Then, as always, back to “my Jill.” Since I was his historical reference—Jill and I go back to kindergarten—he liked me to tell the old tales. So, rounding the third corner, I told again how for graduation we’d conceived a “nifty” send-off, a cross-country drive, a plan roundly rejected by our parents; and how, in my father’s sports car and at Jill’s encouragement, we came down Mount Rainier in neutral. “Yeah,” he laughed, “she encourages me, too.”
As we approached the fourth corner, Don took over, to tell once again his favorite story—meeting Jill—relating how, armed with a B.A., he left home in upstate New York and headed west to Seattle and grad school, feeling “in my bones” that “big changes” lay ahead; how, approaching the city, he was “knocked out” by Puget Sound, then, on the University of Washington campus, he was “knocked out again” by the “beautiful Jill.”
“That,” he laughed, “was it!”
Soon they were inseparable. Now and then they’d “cool it,” agree to see other people, but within hours they were on the phone again, inseparable. “That was it.”
It was a story that never failed to evoke his deepest passion, and for that reason I grew apprehensive: Coming up, our path rose to an incline—modest enough for the fit but surely Mount Rainier for Don. On my arm he seemed frail as a leaf. I was prepared to scoop him up, carry him back should he fall.
But he didn’t. Love fuels.
Once inside, now completely spent, he moved toward the bedroom, “to get down.” As I lifted his feet onto the bed, he handed me a gift. “Gute Freudin,” he said, meaning good friend, then whispered, “Now where did that come from….?”
“Well, Don,” I said, “it came from your childhood, speaking German with your grandfather.” But he was fast asleep.

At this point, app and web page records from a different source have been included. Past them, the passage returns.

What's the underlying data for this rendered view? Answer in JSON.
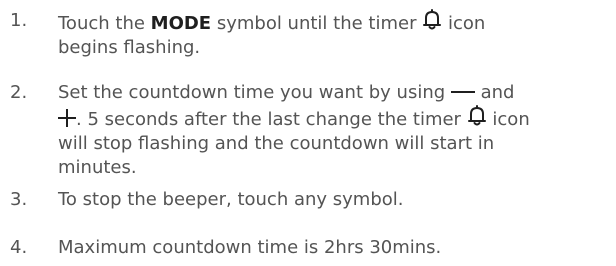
{
  "steps": [
    {
      "number": "1.",
      "line1_before_bold": "Touch the ",
      "bold": "MODE",
      "line1_after_bold": " symbol until the timer ",
      "line1_after_icon": " icon",
      "line2": "begins flashing."
    },
    {
      "number": "2.",
      "line1_before_minus": "Set the countdown time you want by using ",
      "line1_after_minus": " and",
      "line2_after_plus": ". 5 seconds after the last change the timer ",
      "line2_after_icon": " icon",
      "line3": "will stop flashing and the countdown will start in",
      "line4": "minutes."
    },
    {
      "number": "3.",
      "line1": "To stop the beeper, touch any symbol."
    },
    {
      "number": "4.",
      "line1": "Maximum countdown time is 2hrs 30mins."
    }
  ],
  "icons": {
    "timer": "bell-icon",
    "minus": "minus-icon",
    "plus": "plus-icon"
  },
  "colors": {
    "text": "#545454",
    "emphasis": "#1f1f1f"
  }
}
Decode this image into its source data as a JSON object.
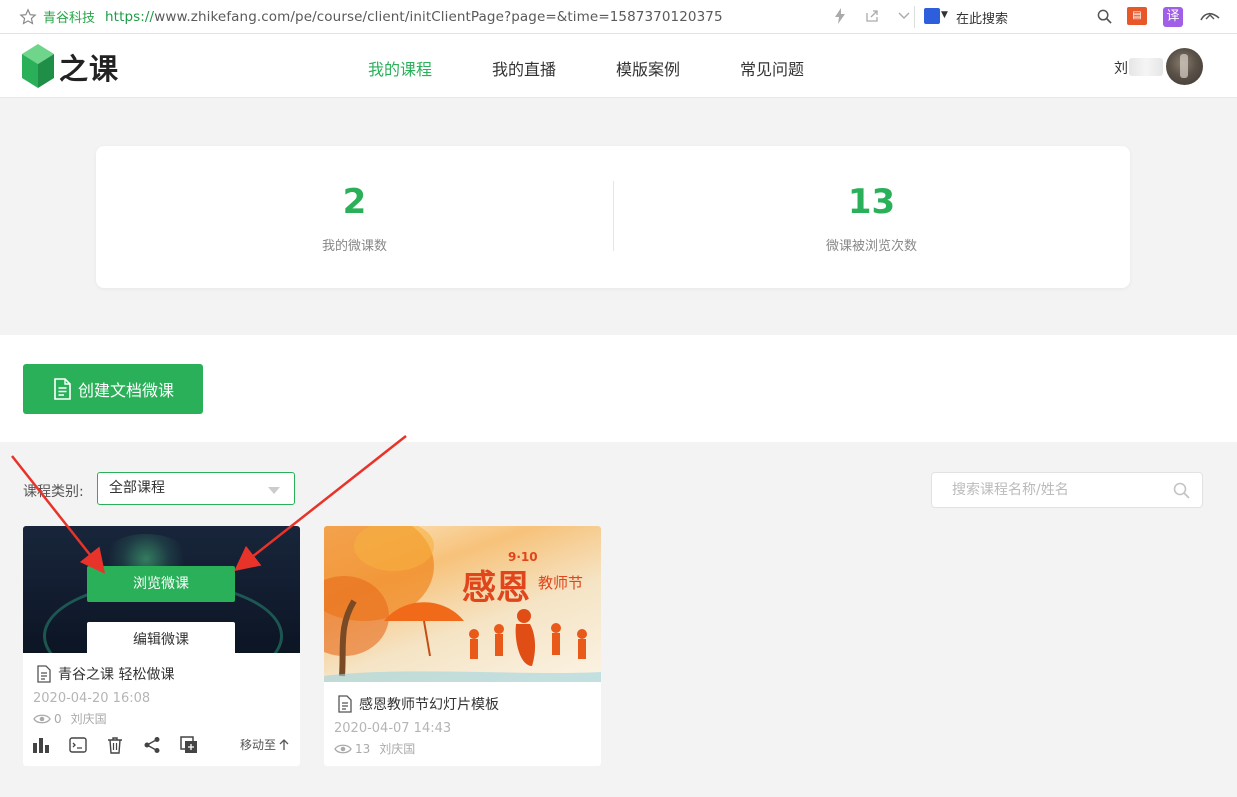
{
  "browser": {
    "site_name": "青谷科技",
    "url_scheme": "https://",
    "url_rest": "www.zhikefang.com/pe/course/client/initClientPage?page=&time=1587370120375",
    "search_placeholder": "在此搜索",
    "translate_label": "译"
  },
  "header": {
    "logo_text": "之课",
    "nav": [
      {
        "label": "我的课程",
        "active": true
      },
      {
        "label": "我的直播",
        "active": false
      },
      {
        "label": "模版案例",
        "active": false
      },
      {
        "label": "常见问题",
        "active": false
      }
    ],
    "user_name": "刘"
  },
  "stats": [
    {
      "value": "2",
      "label": "我的微课数"
    },
    {
      "value": "13",
      "label": "微课被浏览次数"
    }
  ],
  "create_button": "创建文档微课",
  "filter": {
    "label": "课程类别:",
    "selected": "全部课程",
    "search_placeholder": "搜索课程名称/姓名"
  },
  "courses": [
    {
      "title": "青谷之课 轻松做课",
      "date": "2020-04-20 16:08",
      "views": "0",
      "author": "刘庆国",
      "browse_label": "浏览微课",
      "edit_label": "编辑微课",
      "move_label": "移动至"
    },
    {
      "title": "感恩教师节幻灯片模板",
      "date": "2020-04-07 14:43",
      "views": "13",
      "author": "刘庆国",
      "thumb_text_big": "感恩",
      "thumb_text_small": "教师节",
      "thumb_date": "9·10"
    }
  ],
  "colors": {
    "accent": "#2bb05a",
    "arrow": "#e8332a"
  }
}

Out in the kitchen, sitting at the window, I mentally retraced our steps. If poetry is feeling condensed, our hour-long walk had been an ode to final, and also first, things: love, choice, purpose, friendship. Only slowly did I become aware of cars going by, newspapers being tossed onto doorsteps, a phone ringing.
And in the other room, the poet lay dying.
Don died two months later. Jill perseveres, “after.” And both children are well-married. For this essay their names were changed.
Carla Seaquist, who relocated to her native Pacific Northwest from Washington, D.C., is a playwright. Her play “The Washington-Sarajevo Talks” will be produced in the Festival of Emerging American Theatre. She has published in The New York Times, Washington Post, and Christian Science Monitor.